Work to complete: Copy each line of the records that contains the word "updated".

[Records from a collection]
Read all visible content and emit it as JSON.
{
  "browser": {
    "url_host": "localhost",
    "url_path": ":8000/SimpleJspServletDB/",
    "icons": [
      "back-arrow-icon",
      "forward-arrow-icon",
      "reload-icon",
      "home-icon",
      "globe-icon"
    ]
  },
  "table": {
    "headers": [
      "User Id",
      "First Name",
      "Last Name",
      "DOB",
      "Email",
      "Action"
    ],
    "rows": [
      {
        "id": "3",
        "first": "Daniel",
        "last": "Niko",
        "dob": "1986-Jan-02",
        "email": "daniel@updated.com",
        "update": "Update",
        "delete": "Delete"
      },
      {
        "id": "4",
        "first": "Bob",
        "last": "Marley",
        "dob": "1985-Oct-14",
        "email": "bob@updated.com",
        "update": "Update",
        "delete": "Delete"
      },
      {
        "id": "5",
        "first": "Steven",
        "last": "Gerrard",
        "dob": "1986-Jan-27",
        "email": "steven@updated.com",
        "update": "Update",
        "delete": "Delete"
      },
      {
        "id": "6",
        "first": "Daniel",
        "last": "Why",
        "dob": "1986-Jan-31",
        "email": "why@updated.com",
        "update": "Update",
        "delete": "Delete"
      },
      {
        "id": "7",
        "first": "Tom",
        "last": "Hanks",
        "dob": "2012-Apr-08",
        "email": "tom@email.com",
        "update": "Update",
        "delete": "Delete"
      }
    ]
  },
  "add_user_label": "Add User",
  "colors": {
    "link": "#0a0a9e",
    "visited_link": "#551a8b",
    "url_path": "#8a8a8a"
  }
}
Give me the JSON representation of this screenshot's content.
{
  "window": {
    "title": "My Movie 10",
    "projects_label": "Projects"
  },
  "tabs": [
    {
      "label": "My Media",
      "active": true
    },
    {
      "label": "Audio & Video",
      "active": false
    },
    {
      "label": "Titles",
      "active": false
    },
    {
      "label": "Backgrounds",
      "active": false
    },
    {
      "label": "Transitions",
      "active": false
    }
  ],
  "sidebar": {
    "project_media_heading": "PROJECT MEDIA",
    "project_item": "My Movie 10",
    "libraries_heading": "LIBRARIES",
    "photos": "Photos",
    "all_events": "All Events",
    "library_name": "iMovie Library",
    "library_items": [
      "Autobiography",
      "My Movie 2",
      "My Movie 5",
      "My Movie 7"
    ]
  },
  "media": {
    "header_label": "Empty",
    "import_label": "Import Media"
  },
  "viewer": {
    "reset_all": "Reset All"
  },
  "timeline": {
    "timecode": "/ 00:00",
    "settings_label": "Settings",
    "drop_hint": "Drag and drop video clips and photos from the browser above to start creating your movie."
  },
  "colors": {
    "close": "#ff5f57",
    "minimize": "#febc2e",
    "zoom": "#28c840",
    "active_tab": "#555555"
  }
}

Answer for the task:
        "email": "daniel@updated.com",
        "email": "bob@updated.com",
        "email": "steven@updated.com",
        "email": "why@updated.com",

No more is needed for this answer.